So, there are lots of side effects, no question. But they can be managed. They can be prevented. They can be treated. Sometimes, we have to abandon a drug. So, people who get severe – what we call immunotherapy-related adverse events – may not be able to continue on their drugs. But even that is not necessarily always the case.

Patricia:

This next one really gets to the heart of the doctor-patient relationship. I shouldn’t share my side effects with my healthcare team because I don’t want them to stop my treatment routine.

Dr. Edelman:

Well, you can’t prevent the side effects if you don’t know about them. And I always would tell patients, I said, “You know, if you’re having a problem, please don’t call me at 4:00 on Friday afternoon. I’m gonna end up sending you to the emergency room, which I may anyway.” But a lot of times, we can solve certain things over the phone. There are a lot of side effects that can be treated and particularly if one is aware early on. So, yeah, you should share the side effects because how’s somebody gonna know how to deal with them?

Now, the problem we run into sometimes is in a population that’s on average 60s and 70s, could be younger. There’re lots of things that can be just part of ordinary life. Everybody gets headaches, back pain, etcetera, etcetera.

We have to treat those sometimes and evaluate them much more aggressively because of the possibility of them being related to disease or drug, but it helps to sort it out. You can’t be too blasé about it because sometimes things need to be looked at very urgently, particularly with immunotherapeutic drugs. Some of the side effects that can be severe can sometimes be very subtle in their onset.

Helping to Manage Side Effects in Lung Cancer Treatment

Interview with Susan Varghese, RN, MSN at MD Anderson Cancer Center

Andrew Schorr interviews Susan Varghese, a 10-year nurse practitioner veteran with lung cancer patients, about the side effects associated with treatment. She begins by explaining some of the common side effects, like the ones listed here:

  • Fatigue
  • Change in appetite
  • Nausea
  • Vomiting
  • Diarrhea
  • Constipation

Initially, she suggests managing your side effects with over the counter drugs, but if that does not work there are several new drugs available.

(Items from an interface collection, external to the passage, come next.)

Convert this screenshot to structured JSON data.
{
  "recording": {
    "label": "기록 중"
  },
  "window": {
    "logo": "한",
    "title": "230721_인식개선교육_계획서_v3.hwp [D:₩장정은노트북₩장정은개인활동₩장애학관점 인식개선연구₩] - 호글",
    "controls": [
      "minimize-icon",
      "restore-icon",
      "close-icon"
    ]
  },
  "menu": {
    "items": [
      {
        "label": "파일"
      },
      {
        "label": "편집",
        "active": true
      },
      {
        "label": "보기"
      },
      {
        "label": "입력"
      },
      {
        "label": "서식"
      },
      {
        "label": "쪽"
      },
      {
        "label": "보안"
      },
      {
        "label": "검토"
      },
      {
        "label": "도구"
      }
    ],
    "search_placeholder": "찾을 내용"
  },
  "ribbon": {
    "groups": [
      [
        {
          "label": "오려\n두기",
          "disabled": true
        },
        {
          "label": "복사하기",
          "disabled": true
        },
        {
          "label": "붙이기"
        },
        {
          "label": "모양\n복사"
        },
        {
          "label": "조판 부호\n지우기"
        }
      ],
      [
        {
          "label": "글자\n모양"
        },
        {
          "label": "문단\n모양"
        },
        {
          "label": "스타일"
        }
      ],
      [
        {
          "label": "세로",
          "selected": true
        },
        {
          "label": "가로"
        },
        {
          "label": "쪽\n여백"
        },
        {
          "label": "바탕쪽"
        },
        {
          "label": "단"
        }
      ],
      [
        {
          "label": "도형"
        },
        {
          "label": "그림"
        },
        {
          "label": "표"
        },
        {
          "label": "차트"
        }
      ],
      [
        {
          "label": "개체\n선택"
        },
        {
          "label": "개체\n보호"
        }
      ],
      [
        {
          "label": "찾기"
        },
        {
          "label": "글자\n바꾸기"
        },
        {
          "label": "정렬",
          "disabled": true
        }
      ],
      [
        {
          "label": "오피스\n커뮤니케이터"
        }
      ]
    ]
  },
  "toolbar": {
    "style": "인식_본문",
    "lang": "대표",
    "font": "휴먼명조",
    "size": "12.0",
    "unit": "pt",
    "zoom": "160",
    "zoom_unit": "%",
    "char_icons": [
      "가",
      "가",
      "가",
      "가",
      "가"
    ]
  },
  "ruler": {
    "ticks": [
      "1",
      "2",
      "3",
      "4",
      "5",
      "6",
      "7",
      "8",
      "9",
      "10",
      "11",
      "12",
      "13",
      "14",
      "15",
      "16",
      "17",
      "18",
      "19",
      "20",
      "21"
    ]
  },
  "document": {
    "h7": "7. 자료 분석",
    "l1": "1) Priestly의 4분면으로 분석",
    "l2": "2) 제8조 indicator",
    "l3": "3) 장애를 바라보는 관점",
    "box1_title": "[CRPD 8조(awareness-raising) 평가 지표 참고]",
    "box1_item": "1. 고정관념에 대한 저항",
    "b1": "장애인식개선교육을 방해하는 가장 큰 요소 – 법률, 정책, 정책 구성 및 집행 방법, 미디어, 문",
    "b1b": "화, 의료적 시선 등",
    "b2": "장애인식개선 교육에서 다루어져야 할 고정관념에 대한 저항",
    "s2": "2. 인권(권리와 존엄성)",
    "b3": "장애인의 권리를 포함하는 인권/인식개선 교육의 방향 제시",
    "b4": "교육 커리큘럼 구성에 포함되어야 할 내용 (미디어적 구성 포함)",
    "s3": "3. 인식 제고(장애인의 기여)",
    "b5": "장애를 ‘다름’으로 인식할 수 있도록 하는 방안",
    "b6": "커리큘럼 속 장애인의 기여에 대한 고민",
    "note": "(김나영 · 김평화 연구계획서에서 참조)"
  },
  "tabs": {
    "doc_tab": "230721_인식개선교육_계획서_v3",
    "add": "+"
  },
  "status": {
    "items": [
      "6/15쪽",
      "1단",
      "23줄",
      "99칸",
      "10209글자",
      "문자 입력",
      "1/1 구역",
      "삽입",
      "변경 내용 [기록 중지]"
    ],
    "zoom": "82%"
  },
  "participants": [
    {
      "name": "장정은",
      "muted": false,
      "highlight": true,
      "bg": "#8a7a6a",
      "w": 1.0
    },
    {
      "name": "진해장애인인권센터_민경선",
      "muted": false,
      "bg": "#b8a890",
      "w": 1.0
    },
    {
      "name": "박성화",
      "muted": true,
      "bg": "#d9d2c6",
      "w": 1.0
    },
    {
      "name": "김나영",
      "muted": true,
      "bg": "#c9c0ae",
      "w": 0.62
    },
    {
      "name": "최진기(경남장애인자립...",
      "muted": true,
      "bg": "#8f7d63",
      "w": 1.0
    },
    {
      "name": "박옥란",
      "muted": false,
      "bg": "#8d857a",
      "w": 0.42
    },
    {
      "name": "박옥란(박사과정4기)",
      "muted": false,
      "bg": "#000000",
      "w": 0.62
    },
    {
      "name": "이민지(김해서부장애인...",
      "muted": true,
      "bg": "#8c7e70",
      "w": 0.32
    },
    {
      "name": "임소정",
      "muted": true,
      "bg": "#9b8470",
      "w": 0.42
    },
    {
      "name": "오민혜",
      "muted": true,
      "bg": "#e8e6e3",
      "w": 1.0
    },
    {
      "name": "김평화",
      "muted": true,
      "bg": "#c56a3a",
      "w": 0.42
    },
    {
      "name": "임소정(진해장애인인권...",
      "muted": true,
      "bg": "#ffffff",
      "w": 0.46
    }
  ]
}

These drugs can be administered before, during, and even after treatments. The main goal is to keep a healthy, nutritious diet and maintain your weight so you have the strength to fight your disease. And remember, communication with your medical team is key to getting the care you need. Watch the video below to hear all of Susan’s knowledge and advice.

Helping to Manage Side Effects in Lung Cancer Treatment from Patient Empowerment Network on Vimeo.